Paradigm Buster

The Air Force and Lockheed Martin flew the experimental Advanced Composite Cargo Aircraft for the first time on Tuesday at the service’s Plant 42 in Palmdale, Calif. The initial demonstration flight lasted about 87 minutes. “The aircraft was a real pleasure to fly and we experienced absolutely no issues,” said Rob Rowe, Lockheed’s lead ACCA test pilot, said in the company’s release. The ACCA is a modified Dornier 328J aircraft on which Lockheed has replaced the mid/aft fuselage and empennage with a structure of advanced composite materials fabricated using novel manufacturing techniques. It is intended as a proof-of-concept platform to show the viability of these new manufacturing techniques to drastically reduce the cost and complexity of building future airlifters compared to traditional metallic designs.

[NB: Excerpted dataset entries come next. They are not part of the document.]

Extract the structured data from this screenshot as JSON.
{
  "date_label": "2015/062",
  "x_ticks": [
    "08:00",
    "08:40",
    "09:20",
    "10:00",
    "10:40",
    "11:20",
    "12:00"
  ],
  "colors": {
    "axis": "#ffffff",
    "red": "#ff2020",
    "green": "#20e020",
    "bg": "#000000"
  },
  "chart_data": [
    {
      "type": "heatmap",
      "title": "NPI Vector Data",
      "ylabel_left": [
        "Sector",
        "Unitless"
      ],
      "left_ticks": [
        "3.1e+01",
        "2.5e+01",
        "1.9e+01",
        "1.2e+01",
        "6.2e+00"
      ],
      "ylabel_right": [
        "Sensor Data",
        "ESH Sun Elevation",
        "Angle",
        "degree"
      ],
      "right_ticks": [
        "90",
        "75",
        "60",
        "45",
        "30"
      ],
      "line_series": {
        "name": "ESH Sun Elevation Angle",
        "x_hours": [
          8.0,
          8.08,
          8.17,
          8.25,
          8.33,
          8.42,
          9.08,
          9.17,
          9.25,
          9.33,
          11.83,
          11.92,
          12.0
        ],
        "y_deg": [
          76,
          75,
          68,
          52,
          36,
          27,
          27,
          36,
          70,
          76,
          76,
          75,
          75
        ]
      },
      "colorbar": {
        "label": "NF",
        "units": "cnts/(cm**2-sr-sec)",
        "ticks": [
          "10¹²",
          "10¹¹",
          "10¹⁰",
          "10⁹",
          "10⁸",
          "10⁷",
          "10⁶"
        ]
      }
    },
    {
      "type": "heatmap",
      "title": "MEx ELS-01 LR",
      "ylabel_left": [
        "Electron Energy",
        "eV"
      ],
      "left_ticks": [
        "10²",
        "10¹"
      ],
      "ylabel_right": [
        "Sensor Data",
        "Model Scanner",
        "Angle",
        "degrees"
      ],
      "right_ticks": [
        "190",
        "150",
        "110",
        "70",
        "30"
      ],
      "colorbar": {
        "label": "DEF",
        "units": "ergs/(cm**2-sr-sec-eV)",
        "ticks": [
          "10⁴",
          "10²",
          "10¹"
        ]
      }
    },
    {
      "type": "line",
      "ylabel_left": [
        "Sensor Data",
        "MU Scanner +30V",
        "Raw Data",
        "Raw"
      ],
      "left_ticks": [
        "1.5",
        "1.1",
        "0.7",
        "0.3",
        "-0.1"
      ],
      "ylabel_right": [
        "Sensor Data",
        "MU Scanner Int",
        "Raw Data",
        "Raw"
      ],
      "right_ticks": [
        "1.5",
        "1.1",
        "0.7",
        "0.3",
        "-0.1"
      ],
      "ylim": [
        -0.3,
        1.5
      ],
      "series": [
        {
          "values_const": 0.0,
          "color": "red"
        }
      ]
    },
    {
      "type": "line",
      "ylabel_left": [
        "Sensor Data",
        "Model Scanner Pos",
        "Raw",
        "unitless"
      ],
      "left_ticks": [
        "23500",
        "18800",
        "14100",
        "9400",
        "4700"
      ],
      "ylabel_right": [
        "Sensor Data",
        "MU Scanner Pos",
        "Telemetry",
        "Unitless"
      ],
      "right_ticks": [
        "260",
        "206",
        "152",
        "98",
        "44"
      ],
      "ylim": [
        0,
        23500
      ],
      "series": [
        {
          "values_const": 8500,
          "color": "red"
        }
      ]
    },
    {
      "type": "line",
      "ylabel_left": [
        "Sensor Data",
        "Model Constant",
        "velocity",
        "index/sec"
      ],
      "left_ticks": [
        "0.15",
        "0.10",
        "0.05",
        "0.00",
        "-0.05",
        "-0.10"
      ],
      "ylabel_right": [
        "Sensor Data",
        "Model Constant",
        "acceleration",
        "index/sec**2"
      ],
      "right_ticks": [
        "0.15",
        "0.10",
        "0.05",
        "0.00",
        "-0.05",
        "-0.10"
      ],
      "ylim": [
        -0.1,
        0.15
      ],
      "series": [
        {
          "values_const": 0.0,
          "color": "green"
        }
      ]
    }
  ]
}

For example, despite the somewhat larger size of the Dornier after the composite modifications, the total number of parts was dramatically reduced relative to the original metallic design (approximately 300 versus 3,000), as was the number of mechanical fasteners (about 4,000 vs. 30,000). Barth Shenk, ACCA program manager with the Air Force Research Lab at Wright-Patterson AFB, Ohio, called the maiden flight the culmination of years of teamwork between government and industry “to fundamentally change” how aircraft are made. (Includes Wright-Patterson report by Derek Kaufman)